Dataset excerpts:
------------------------------------------------

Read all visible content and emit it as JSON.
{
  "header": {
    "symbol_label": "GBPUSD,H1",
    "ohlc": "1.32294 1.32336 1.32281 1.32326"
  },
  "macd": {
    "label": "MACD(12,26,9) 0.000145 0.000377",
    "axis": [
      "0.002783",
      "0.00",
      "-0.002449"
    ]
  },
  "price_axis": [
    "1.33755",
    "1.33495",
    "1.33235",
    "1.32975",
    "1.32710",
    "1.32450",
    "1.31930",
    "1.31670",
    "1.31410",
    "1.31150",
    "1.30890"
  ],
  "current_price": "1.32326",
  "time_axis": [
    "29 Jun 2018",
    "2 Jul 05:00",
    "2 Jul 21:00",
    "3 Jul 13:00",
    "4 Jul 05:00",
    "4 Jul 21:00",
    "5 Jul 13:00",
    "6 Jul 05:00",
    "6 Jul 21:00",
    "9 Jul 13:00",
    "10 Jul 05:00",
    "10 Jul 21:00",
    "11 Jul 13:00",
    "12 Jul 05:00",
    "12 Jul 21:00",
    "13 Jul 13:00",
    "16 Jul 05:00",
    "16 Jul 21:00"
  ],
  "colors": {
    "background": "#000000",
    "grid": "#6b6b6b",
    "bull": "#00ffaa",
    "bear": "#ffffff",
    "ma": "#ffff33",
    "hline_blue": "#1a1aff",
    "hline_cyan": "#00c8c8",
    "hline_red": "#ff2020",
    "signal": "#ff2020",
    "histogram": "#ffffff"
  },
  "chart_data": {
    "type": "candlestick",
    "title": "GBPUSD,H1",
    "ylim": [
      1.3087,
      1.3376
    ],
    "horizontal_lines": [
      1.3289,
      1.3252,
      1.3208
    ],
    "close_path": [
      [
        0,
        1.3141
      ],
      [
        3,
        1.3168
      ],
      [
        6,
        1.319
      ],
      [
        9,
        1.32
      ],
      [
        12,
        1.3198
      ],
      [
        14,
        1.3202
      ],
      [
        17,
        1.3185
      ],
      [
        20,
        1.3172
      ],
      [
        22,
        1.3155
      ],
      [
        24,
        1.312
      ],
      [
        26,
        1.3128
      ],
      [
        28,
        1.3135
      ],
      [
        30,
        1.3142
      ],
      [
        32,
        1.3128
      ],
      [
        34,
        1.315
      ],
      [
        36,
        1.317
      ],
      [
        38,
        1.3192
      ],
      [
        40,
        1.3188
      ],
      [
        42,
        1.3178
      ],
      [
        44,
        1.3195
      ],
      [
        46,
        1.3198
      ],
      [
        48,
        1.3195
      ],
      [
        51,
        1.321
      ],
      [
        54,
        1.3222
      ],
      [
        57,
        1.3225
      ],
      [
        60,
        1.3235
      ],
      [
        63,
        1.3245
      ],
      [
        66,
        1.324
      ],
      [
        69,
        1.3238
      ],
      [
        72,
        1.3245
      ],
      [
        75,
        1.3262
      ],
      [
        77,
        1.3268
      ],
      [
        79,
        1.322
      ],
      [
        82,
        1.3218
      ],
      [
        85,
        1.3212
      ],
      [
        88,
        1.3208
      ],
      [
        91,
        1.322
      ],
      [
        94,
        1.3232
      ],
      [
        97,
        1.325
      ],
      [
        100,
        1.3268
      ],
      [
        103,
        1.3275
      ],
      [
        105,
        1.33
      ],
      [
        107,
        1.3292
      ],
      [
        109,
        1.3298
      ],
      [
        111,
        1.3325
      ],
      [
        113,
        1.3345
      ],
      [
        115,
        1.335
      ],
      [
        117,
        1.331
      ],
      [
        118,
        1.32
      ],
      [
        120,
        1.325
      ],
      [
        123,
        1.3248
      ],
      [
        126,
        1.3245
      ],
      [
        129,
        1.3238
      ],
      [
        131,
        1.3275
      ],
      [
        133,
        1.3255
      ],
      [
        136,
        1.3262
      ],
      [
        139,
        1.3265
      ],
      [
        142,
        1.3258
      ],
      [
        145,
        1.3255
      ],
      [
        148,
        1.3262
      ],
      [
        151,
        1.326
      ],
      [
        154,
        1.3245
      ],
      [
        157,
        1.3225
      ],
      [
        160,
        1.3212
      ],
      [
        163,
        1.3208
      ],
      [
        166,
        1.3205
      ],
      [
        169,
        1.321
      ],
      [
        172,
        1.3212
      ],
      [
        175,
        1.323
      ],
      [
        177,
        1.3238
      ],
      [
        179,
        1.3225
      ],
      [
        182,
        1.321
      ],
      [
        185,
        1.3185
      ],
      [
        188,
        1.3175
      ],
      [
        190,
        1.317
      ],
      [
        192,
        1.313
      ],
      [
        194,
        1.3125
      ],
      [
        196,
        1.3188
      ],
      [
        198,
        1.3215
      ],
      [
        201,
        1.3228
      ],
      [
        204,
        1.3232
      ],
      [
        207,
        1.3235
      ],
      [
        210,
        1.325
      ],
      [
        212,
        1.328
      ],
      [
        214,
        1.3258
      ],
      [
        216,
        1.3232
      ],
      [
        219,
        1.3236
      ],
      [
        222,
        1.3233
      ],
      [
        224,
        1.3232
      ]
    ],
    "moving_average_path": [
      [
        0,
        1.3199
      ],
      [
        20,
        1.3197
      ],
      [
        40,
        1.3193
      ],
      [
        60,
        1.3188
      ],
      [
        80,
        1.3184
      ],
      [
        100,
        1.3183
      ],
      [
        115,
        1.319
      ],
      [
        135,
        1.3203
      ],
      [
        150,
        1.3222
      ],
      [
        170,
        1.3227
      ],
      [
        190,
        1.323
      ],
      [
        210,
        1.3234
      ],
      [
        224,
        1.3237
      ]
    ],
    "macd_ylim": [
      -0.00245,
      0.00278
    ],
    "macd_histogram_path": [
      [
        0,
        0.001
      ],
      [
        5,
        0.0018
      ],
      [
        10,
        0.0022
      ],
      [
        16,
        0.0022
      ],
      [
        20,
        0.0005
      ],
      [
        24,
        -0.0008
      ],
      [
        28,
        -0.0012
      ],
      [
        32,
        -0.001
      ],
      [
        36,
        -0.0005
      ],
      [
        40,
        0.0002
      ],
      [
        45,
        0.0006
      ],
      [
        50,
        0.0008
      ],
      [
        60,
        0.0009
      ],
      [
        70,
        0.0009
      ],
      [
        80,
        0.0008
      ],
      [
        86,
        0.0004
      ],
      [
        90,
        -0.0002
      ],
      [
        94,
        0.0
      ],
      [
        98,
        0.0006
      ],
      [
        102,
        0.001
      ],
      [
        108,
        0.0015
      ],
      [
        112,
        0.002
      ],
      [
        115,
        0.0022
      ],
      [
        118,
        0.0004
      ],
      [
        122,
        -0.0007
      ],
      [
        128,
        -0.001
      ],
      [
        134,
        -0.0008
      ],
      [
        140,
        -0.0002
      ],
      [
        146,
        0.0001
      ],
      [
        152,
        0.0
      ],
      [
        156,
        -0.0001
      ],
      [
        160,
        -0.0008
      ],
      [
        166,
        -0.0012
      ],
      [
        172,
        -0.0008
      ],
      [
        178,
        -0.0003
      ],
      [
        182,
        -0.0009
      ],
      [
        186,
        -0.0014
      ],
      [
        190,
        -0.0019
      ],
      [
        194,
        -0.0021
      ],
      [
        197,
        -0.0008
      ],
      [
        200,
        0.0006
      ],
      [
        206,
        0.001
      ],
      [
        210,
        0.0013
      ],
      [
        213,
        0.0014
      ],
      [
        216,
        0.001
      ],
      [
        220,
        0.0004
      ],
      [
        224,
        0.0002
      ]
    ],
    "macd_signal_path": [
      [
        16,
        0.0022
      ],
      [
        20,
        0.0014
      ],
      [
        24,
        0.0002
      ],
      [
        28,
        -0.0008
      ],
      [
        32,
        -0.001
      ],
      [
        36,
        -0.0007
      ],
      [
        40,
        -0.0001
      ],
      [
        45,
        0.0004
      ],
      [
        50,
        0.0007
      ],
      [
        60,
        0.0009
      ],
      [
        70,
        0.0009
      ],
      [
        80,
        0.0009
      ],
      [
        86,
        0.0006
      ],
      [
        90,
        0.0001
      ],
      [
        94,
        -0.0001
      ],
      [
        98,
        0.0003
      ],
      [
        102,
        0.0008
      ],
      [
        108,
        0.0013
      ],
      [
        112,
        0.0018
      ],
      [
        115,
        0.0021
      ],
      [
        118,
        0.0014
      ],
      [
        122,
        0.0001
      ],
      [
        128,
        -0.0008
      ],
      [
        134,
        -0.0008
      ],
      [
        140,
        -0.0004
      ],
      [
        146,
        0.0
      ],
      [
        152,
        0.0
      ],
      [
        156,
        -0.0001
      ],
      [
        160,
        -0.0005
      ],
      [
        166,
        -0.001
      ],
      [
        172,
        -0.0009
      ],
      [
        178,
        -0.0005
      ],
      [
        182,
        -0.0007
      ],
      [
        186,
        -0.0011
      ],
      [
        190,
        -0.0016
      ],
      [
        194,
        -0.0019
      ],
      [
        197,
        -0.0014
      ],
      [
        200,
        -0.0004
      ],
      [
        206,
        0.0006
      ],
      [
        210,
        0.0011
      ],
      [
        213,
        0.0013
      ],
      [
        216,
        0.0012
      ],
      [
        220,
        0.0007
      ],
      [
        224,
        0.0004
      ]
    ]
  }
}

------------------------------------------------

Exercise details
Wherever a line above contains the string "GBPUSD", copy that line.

Answer to this exercise
    "symbol_label": "GBPUSD,H1",
    "title": "GBPUSD,H1",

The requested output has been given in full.